I couldn't agree more with the posts that suggest you play with joy...don't get stuck thinking you have to f*****g PRACTICE all the time or at some set schedule. That doesn't mean that pushing yourself is not good..it is but do it within some structure such as a new song. UU+ has good stuff but don't get bogged down on it. Enjoy it even when it's hard and YES that's possible. Little chunks interspersed with songs you know and play with some soul. I sing with my playing and that is much fun. I recommend it even if you think you can't sing. SING ANYWAY. When you learn something new try adding it to your songs for fun. I have come to these conclusions for myself by learning/playing guitar with such joyless, rigid structure that I finally just let it go. I lost the spontaneous joy of playing. Not going to do that with the beautiful, simple, sweet uke. It offers too much joy to lose it. Please keep in mind that this only my experience. Yours may vary but I think the idea of not losing track of the basic joy of music is a solid one.

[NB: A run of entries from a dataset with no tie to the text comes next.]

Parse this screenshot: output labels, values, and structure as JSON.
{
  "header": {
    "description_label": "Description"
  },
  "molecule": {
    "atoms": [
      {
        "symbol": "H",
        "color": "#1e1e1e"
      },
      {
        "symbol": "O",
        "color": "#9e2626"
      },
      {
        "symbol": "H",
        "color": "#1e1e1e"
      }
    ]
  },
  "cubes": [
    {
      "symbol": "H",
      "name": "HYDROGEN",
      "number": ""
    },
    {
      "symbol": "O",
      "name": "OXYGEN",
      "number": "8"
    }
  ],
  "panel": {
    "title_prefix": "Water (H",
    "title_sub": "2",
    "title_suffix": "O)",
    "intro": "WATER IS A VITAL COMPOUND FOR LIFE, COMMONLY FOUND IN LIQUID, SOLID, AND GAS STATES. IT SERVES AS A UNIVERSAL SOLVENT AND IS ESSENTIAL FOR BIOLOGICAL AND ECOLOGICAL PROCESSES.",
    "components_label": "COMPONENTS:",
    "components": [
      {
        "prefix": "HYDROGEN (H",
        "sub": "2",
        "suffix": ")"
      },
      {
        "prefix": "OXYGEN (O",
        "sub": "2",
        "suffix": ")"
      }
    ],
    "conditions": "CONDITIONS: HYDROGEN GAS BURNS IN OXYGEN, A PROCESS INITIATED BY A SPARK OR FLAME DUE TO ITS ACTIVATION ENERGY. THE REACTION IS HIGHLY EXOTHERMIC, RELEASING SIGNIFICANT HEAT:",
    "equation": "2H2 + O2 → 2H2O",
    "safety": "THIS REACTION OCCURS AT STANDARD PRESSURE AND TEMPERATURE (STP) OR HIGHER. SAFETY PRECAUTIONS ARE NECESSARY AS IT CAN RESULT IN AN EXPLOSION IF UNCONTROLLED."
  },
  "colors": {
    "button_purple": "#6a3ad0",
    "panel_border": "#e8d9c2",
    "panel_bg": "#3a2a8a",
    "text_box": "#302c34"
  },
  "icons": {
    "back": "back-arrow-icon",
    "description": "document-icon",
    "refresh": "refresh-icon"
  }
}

drbekken
02-01-2015, 05:39 PM
I like playing along with recordings; finding the chords to the song and improvising by ear. It usually sounds so so...but it improves my ear, which I really think is important. As a pianist, I have played all kinds of dreary exercise stuff. My piano technique is good because of it, but it's very hard work to do. As a ukulele player, I have focused on the fun part....playing along with jazz records that I love and just enjoying it. I have a chord book, other than that, I gave up sheet music for the uke almost at once.
I know a man who is a world class tuba soloist. He once told me that he did not really do technical exercises until he knew what technique he needed for a particular piece. The real music is the main thing.

(Check Řystein Baadsvik on youtube, to hear how a tuba can be played. 'Fnugg' is a piece you might not forget so easily.)